IBM Broadens Power Systems SAS Adapters
January 20, 2014 Timothy Prickett Morgan
It has been a long time since the Power 795 was first introduced, and the machine is getting a bit long in the tooth with the Power8 systems looming for initial delivery sometime around the middle of this year. But IBM needs to keep trying to push these high-end, and presumably very profitable machines. Last November, IBM cut the prices on processors and main memory for the Power 795, and now the company is offering new SAS controllers aimed at grafting flash storage and recent LTO tape drives onto the big bad boxes.

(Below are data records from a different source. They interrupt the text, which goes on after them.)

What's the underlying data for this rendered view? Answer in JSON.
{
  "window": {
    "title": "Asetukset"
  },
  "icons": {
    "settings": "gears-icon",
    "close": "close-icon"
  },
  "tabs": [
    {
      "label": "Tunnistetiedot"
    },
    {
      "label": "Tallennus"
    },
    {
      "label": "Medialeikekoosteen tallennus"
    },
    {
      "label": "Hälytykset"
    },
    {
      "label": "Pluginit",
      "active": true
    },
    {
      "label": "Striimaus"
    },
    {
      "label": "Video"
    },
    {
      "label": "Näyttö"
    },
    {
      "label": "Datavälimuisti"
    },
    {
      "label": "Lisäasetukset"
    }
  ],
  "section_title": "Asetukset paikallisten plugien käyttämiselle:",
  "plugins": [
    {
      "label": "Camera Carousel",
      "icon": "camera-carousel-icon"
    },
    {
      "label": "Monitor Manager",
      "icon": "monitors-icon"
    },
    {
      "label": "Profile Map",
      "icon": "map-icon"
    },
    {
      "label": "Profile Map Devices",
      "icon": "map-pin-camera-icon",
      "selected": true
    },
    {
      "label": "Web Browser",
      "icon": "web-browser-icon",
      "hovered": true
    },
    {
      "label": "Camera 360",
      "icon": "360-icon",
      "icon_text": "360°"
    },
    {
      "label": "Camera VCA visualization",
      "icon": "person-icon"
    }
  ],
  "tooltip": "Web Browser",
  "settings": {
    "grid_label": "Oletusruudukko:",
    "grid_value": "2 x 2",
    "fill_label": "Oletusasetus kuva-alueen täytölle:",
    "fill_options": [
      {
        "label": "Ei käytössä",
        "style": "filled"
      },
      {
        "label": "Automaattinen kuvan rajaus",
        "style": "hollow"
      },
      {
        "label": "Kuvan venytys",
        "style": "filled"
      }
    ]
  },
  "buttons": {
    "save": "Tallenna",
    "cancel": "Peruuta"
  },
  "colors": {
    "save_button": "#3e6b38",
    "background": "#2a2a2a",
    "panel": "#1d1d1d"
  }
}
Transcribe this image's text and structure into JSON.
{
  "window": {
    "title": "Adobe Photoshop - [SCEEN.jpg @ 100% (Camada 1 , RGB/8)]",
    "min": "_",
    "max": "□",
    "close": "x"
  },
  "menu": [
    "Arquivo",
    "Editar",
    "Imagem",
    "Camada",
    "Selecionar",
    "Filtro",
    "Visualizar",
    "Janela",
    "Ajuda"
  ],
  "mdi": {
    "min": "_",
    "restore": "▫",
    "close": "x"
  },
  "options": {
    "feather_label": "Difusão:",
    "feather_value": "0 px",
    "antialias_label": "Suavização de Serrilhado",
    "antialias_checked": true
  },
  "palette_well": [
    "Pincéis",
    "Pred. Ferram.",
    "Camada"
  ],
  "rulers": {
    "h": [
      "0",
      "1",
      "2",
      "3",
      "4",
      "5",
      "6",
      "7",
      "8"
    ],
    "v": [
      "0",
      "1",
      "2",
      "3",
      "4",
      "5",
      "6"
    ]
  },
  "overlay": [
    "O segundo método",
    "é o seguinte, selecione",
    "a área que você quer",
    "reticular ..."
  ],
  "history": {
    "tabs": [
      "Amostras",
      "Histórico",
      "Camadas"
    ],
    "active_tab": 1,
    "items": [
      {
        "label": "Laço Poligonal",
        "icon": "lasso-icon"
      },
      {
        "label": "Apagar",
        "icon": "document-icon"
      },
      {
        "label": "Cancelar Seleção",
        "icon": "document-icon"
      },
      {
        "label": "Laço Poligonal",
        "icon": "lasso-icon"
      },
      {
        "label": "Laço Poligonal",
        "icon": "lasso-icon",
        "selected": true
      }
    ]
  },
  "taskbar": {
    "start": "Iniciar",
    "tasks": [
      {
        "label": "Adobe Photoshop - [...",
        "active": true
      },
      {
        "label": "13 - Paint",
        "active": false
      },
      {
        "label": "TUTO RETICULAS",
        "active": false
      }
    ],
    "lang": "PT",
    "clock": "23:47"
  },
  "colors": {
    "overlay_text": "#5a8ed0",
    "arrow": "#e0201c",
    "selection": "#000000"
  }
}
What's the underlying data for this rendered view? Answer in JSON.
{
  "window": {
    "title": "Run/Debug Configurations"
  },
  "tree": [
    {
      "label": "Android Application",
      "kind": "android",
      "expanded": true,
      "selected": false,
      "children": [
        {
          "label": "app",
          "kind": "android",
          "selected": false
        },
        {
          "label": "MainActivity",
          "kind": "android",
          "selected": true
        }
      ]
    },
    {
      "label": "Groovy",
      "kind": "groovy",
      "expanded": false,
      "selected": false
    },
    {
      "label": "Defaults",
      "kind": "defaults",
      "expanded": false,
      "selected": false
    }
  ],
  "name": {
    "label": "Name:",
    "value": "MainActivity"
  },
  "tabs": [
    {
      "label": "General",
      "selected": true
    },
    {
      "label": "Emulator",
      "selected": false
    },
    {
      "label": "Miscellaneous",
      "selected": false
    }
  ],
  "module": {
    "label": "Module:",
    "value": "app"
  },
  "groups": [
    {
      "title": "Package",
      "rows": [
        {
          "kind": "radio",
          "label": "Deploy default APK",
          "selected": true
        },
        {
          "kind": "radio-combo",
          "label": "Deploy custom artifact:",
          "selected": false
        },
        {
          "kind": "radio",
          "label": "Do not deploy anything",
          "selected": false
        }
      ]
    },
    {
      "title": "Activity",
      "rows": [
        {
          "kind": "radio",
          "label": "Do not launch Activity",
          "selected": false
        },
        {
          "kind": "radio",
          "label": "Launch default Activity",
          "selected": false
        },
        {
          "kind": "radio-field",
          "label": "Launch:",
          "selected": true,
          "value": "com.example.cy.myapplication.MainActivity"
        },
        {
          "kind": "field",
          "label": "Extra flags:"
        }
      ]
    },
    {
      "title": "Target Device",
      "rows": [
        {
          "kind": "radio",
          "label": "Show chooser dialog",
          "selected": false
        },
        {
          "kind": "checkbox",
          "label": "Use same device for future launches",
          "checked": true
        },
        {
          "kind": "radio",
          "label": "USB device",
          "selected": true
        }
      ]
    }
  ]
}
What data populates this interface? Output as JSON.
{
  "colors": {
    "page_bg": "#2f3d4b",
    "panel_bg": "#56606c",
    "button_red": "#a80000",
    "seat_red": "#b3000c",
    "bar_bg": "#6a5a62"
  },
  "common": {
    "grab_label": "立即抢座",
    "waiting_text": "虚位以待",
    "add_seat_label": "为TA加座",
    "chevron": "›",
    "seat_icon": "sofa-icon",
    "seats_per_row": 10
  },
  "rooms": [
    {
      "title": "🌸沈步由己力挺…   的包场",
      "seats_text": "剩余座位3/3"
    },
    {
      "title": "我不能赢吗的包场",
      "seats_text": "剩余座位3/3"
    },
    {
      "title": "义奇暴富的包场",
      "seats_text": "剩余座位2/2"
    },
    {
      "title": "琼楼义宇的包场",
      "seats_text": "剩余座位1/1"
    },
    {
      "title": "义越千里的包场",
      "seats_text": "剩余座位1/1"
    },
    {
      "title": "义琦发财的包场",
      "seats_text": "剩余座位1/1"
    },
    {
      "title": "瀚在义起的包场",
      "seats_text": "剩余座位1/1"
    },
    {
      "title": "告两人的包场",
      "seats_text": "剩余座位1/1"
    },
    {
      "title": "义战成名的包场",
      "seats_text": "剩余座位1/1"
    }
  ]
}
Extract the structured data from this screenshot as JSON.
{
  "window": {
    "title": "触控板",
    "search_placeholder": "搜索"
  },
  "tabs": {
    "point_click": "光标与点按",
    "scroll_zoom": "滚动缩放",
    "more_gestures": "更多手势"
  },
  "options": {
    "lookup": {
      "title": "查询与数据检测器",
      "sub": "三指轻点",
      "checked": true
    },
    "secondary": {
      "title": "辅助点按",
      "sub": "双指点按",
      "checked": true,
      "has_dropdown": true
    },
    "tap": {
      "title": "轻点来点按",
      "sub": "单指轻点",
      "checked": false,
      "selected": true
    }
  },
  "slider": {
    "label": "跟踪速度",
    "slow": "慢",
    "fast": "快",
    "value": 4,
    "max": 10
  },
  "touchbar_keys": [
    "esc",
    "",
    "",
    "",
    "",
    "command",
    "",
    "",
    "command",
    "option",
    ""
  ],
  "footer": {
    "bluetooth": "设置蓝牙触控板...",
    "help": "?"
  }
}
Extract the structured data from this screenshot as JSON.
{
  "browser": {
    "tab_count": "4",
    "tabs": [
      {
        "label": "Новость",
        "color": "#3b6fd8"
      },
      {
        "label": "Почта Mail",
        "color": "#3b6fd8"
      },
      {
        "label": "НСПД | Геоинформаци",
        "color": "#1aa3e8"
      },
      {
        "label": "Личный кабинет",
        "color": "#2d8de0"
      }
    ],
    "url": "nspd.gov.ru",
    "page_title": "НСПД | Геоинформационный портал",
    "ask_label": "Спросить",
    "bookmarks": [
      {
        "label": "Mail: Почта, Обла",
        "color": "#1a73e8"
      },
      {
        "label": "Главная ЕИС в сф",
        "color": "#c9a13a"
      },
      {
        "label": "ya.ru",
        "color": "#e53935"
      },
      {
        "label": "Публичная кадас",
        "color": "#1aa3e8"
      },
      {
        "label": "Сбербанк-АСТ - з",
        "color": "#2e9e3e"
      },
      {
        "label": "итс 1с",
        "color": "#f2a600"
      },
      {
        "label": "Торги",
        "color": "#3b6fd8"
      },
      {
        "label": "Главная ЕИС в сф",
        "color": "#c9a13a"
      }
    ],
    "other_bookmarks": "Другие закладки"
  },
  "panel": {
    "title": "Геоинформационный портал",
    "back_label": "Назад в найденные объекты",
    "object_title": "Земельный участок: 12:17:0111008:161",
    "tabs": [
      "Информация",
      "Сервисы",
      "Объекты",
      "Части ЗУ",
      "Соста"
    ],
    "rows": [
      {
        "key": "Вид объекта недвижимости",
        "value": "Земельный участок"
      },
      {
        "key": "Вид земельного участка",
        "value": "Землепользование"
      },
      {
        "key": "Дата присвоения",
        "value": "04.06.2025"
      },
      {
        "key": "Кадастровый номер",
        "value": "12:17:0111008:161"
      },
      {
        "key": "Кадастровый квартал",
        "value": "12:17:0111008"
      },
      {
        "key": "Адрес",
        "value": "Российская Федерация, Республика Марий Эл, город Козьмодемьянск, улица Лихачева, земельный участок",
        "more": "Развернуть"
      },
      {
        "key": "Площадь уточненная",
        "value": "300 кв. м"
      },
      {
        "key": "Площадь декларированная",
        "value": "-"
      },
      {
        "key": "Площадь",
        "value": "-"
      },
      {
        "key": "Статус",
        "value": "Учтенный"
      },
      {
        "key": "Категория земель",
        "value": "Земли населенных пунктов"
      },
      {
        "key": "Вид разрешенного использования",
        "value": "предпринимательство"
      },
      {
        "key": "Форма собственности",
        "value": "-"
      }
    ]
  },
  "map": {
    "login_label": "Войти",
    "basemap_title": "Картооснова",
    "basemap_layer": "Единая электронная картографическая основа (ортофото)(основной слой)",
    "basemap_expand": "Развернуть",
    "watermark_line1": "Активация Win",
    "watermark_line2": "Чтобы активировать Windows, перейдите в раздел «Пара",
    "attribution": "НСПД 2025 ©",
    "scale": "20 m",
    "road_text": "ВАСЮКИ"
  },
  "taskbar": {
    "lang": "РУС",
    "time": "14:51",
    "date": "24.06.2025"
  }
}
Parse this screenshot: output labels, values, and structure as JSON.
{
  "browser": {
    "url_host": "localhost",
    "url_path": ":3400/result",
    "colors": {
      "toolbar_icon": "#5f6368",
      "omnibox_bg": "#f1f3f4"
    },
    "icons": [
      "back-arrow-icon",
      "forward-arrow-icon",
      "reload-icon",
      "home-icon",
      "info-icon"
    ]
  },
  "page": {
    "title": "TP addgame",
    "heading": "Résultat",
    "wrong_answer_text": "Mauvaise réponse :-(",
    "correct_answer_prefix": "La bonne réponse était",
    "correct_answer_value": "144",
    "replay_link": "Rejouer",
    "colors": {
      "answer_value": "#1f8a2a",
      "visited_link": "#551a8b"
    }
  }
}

In announcement letter 113-010, IBM is in fact announcing three new adapter cards that support the PCI-Express 3.0 protocol but still plug into the PCI-Express 1.0 slots in the Power 795 system and its expansion drawers. This is something of an I/O mismatch, but the new controllers support twice as many solid state drives, and this is important for some Power 795 shops. Presumably, when the Power 895 or whatever the Power8-based big bad box is called starts shipping, these PCI-Express 3.0 cards and their flashy drives will just move over to the new box and run a heck of a lot faster.
The first new flash SAS controller is called feature EJ0L, and it has 12 GB of write cache, which is more than six times the cache of the existing feature 5913 and feature ESA3 SAS controllers for the Power 795 machine, which had 1.8 GB of cache. Well, sort of. There is actually only 3 GB of physical cache memory on the card, but IBM has data compression that can squeeze data down by a 4:1 ratio in most cases according to tests with early customers.
The new feature EJ0L card can have up to 48 SSDs or up to 96 disk drives attached to it, which is twice as many SSDs and a third more disks than the earlier PCI-Express 2,0 SAS adapters. And it also sports a faster controller brain, too. The card has about twice the performance of the prior feature cards, and even plugging into a PCI-Express 1.0 slot in a Power 795 machine’s I/O expansion drawers, it can handle 750,000 read I/O operations per second using RAID 0 data striping across the flash drives attached to it. (That is for a pair of adapters, not a single one.) If you slide a pair of these feature EJ0L SAS controllers into PCI-Express 2.0 slots in the expansion drawers, you can drive 800,000 read IOPS across a RAID 5 setup. This feature EJ0L card costs $9,169. This is actually less than the feature ESA3 card with only 1.8 GB of cache, which cost $9,431.
The feature EJ0J card is essentially the same SAS controller, but it has had its memory lobotomized. Without write cache, performance will be affected some but then again flash is so fast in some cases write cache on the controller is not necessary. Hence, the feature EJ0J option, which only costs $2,332. Significantly, because it does not have write cache, the feature EJ0J card can be installed in singles, not doubled up as is required for all SAS adapters with write cache. You can, of course, double up the write cache-less SAS adapter and push more I/O into the Power 795.
The third new SAS card is feature EJ0X, and it is a four-port adapter that lets LTO-5 and LTO-6 tape drives hang off Power 795 systems. It is also a PCI-Express 3.0 card and it sports 6 Gb/sec links between the tape and the controller, which is twice the 3 Gb/sec speed of the prior generation PCI-Express tape controller card (feature 5901). It costs $2,332.
All three SAS controllers can support IBM i 6.1 or 7.1, AIX 6.1 or 7.1, or the Virtual I/O Server from IBM as well as Red Hat Enterprise Linux 6.4 or higher or SUSE Linux Enterprise Server 11 SP3 or higher.